▶ _WHAT NEEDS TO BE DONE_
Omit the images and return the remaining entries unchanged.

▶ _PROVIDED DATA_
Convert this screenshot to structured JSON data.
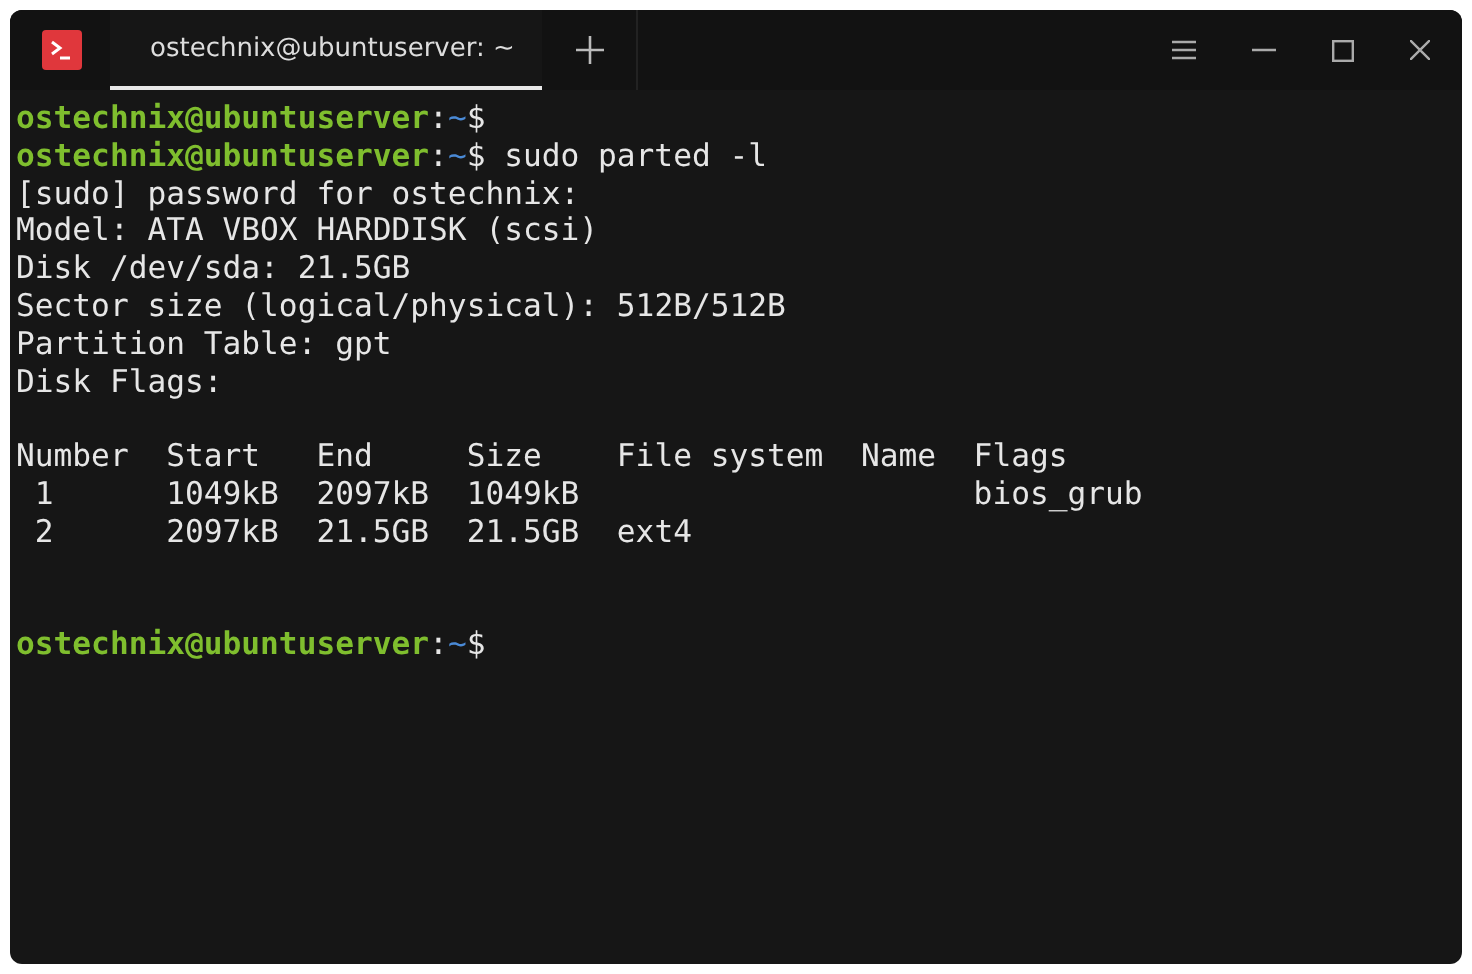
{
  "tabs": [
    {
      "title": "ostechnix@ubuntuserver: ~",
      "selected": true
    }
  ],
  "lines": [
    {
      "kind": "prompt",
      "user_host": "ostechnix@ubuntuserver",
      "separator": ":",
      "path": "~",
      "symbol": "$"
    },
    {
      "kind": "prompt",
      "user_host": "ostechnix@ubuntuserver",
      "separator": ":",
      "path": "~",
      "symbol": "$",
      "command": "sudo parted -l"
    },
    {
      "kind": "output",
      "text": "[sudo] password for ostechnix:"
    },
    {
      "kind": "output",
      "text": "Model: ATA VBOX HARDDISK (scsi)"
    },
    {
      "kind": "output",
      "text": "Disk /dev/sda: 21.5GB"
    },
    {
      "kind": "output",
      "text": "Sector size (logical/physical): 512B/512B"
    },
    {
      "kind": "output",
      "text": "Partition Table: gpt"
    },
    {
      "kind": "output",
      "text": "Disk Flags:"
    },
    {
      "kind": "blank"
    },
    {
      "kind": "output",
      "text": "Number  Start   End     Size    File system  Name  Flags"
    },
    {
      "kind": "output",
      "text": " 1      1049kB  2097kB  1049kB                     bios_grub"
    },
    {
      "kind": "output",
      "text": " 2      2097kB  21.5GB  21.5GB  ext4"
    },
    {
      "kind": "blank"
    },
    {
      "kind": "blank"
    },
    {
      "kind": "prompt",
      "user_host": "ostechnix@ubuntuserver",
      "separator": ":",
      "path": "~",
      "symbol": "$"
    }
  ]
}
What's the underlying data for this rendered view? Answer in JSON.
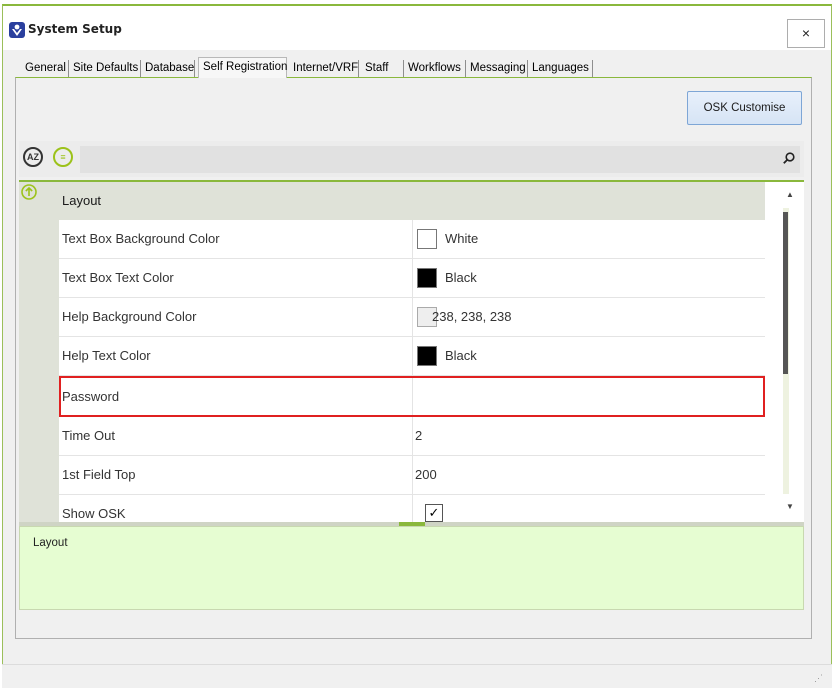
{
  "window": {
    "title": "System Setup",
    "close_label": "×"
  },
  "tabs": [
    {
      "label": "General"
    },
    {
      "label": "Site Defaults"
    },
    {
      "label": "Database"
    },
    {
      "label": "Self Registration"
    },
    {
      "label": "Internet/VRF"
    },
    {
      "label": "Staff"
    },
    {
      "label": "Workflows"
    },
    {
      "label": "Messaging"
    },
    {
      "label": "Languages"
    }
  ],
  "active_tab": "Self Registration",
  "toolbar": {
    "osk_button": "OSK Customise",
    "sort_alpha_glyph": "AZ",
    "sort_cat_glyph": "≡"
  },
  "grid": {
    "category": "Layout",
    "rows": [
      {
        "name": "Text Box Background Color",
        "value": "White",
        "swatch": "#ffffff"
      },
      {
        "name": "Text Box Text Color",
        "value": "Black",
        "swatch": "#000000"
      },
      {
        "name": "Help Background Color",
        "value": "238, 238, 238",
        "swatch": "#eeeeee"
      },
      {
        "name": "Help Text Color",
        "value": "Black",
        "swatch": "#000000"
      },
      {
        "name": "Password",
        "value": ""
      },
      {
        "name": "Time Out",
        "value": "2"
      },
      {
        "name": "1st Field Top",
        "value": "200"
      },
      {
        "name": "Show OSK",
        "value": "",
        "checked": true
      }
    ]
  },
  "help": {
    "title": "Layout"
  },
  "colors": {
    "accent": "#8ab83c",
    "selection_border": "#e02020",
    "help_bg": "#e6fdd2"
  }
}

▶ _SOLUTION BELOW_
Convert this screenshot to structured JSON data.
{
  "tabs": [
    {
      "title": "ostechnix@ubuntuserver: ~",
      "selected": true
    }
  ],
  "lines": [
    {
      "kind": "prompt",
      "user_host": "ostechnix@ubuntuserver",
      "separator": ":",
      "path": "~",
      "symbol": "$"
    },
    {
      "kind": "prompt",
      "user_host": "ostechnix@ubuntuserver",
      "separator": ":",
      "path": "~",
      "symbol": "$",
      "command": "sudo parted -l"
    },
    {
      "kind": "output",
      "text": "[sudo] password for ostechnix:"
    },
    {
      "kind": "output",
      "text": "Model: ATA VBOX HARDDISK (scsi)"
    },
    {
      "kind": "output",
      "text": "Disk /dev/sda: 21.5GB"
    },
    {
      "kind": "output",
      "text": "Sector size (logical/physical): 512B/512B"
    },
    {
      "kind": "output",
      "text": "Partition Table: gpt"
    },
    {
      "kind": "output",
      "text": "Disk Flags:"
    },
    {
      "kind": "blank"
    },
    {
      "kind": "output",
      "text": "Number  Start   End     Size    File system  Name  Flags"
    },
    {
      "kind": "output",
      "text": " 1      1049kB  2097kB  1049kB                     bios_grub"
    },
    {
      "kind": "output",
      "text": " 2      2097kB  21.5GB  21.5GB  ext4"
    },
    {
      "kind": "blank"
    },
    {
      "kind": "blank"
    },
    {
      "kind": "prompt",
      "user_host": "ostechnix@ubuntuserver",
      "separator": ":",
      "path": "~",
      "symbol": "$"
    }
  ]
}
What's the underlying data for this rendered view? Answer in JSON.
{
  "window": {
    "title": "System Setup",
    "close_label": "×"
  },
  "tabs": [
    {
      "label": "General"
    },
    {
      "label": "Site Defaults"
    },
    {
      "label": "Database"
    },
    {
      "label": "Self Registration"
    },
    {
      "label": "Internet/VRF"
    },
    {
      "label": "Staff"
    },
    {
      "label": "Workflows"
    },
    {
      "label": "Messaging"
    },
    {
      "label": "Languages"
    }
  ],
  "active_tab": "Self Registration",
  "toolbar": {
    "osk_button": "OSK Customise",
    "sort_alpha_glyph": "AZ",
    "sort_cat_glyph": "≡"
  },
  "grid": {
    "category": "Layout",
    "rows": [
      {
        "name": "Text Box Background Color",
        "value": "White",
        "swatch": "#ffffff"
      },
      {
        "name": "Text Box Text Color",
        "value": "Black",
        "swatch": "#000000"
      },
      {
        "name": "Help Background Color",
        "value": "238, 238, 238",
        "swatch": "#eeeeee"
      },
      {
        "name": "Help Text Color",
        "value": "Black",
        "swatch": "#000000"
      },
      {
        "name": "Password",
        "value": ""
      },
      {
        "name": "Time Out",
        "value": "2"
      },
      {
        "name": "1st Field Top",
        "value": "200"
      },
      {
        "name": "Show OSK",
        "value": "",
        "checked": true
      }
    ]
  },
  "help": {
    "title": "Layout"
  },
  "colors": {
    "accent": "#8ab83c",
    "selection_border": "#e02020",
    "help_bg": "#e6fdd2"
  }
}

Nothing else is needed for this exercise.